◆ **Task requirements**
Copy out the data below. Keep every word as it is.

[Source records]
▬▬▬▬▬▬
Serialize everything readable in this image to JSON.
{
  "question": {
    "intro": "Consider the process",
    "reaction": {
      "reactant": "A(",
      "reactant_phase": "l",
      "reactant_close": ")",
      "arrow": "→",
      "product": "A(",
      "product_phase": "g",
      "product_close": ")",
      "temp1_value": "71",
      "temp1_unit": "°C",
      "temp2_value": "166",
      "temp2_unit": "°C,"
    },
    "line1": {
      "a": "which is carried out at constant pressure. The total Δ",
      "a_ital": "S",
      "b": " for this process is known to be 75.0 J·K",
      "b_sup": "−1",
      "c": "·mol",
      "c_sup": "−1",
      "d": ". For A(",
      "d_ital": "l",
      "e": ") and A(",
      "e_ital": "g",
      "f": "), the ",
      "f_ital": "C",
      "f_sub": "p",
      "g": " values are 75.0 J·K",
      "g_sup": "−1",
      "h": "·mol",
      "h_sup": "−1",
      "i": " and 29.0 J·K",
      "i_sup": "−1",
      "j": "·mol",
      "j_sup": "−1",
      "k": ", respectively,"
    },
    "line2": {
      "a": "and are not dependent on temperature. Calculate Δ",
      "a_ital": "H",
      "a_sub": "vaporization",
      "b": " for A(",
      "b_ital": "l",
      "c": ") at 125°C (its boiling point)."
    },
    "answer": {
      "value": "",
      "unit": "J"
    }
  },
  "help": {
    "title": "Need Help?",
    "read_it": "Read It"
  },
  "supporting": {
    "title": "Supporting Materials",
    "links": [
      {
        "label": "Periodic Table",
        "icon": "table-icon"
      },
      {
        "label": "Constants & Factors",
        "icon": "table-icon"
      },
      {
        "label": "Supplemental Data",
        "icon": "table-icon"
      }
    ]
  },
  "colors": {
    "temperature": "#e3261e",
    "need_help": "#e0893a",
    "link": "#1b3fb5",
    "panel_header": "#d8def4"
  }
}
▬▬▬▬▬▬
◆ **Reply to the task**
Serialize everything readable in this image to JSON.
{
  "question": {
    "intro": "Consider the process",
    "reaction": {
      "reactant": "A(",
      "reactant_phase": "l",
      "reactant_close": ")",
      "arrow": "→",
      "product": "A(",
      "product_phase": "g",
      "product_close": ")",
      "temp1_value": "71",
      "temp1_unit": "°C",
      "temp2_value": "166",
      "temp2_unit": "°C,"
    },
    "line1": {
      "a": "which is carried out at constant pressure. The total Δ",
      "a_ital": "S",
      "b": " for this process is known to be 75.0 J·K",
      "b_sup": "−1",
      "c": "·mol",
      "c_sup": "−1",
      "d": ". For A(",
      "d_ital": "l",
      "e": ") and A(",
      "e_ital": "g",
      "f": "), the ",
      "f_ital": "C",
      "f_sub": "p",
      "g": " values are 75.0 J·K",
      "g_sup": "−1",
      "h": "·mol",
      "h_sup": "−1",
      "i": " and 29.0 J·K",
      "i_sup": "−1",
      "j": "·mol",
      "j_sup": "−1",
      "k": ", respectively,"
    },
    "line2": {
      "a": "and are not dependent on temperature. Calculate Δ",
      "a_ital": "H",
      "a_sub": "vaporization",
      "b": " for A(",
      "b_ital": "l",
      "c": ") at 125°C (its boiling point)."
    },
    "answer": {
      "value": "",
      "unit": "J"
    }
  },
  "help": {
    "title": "Need Help?",
    "read_it": "Read It"
  },
  "supporting": {
    "title": "Supporting Materials",
    "links": [
      {
        "label": "Periodic Table",
        "icon": "table-icon"
      },
      {
        "label": "Constants & Factors",
        "icon": "table-icon"
      },
      {
        "label": "Supplemental Data",
        "icon": "table-icon"
      }
    ]
  },
  "colors": {
    "temperature": "#e3261e",
    "need_help": "#e0893a",
    "link": "#1b3fb5",
    "panel_header": "#d8def4"
  }
}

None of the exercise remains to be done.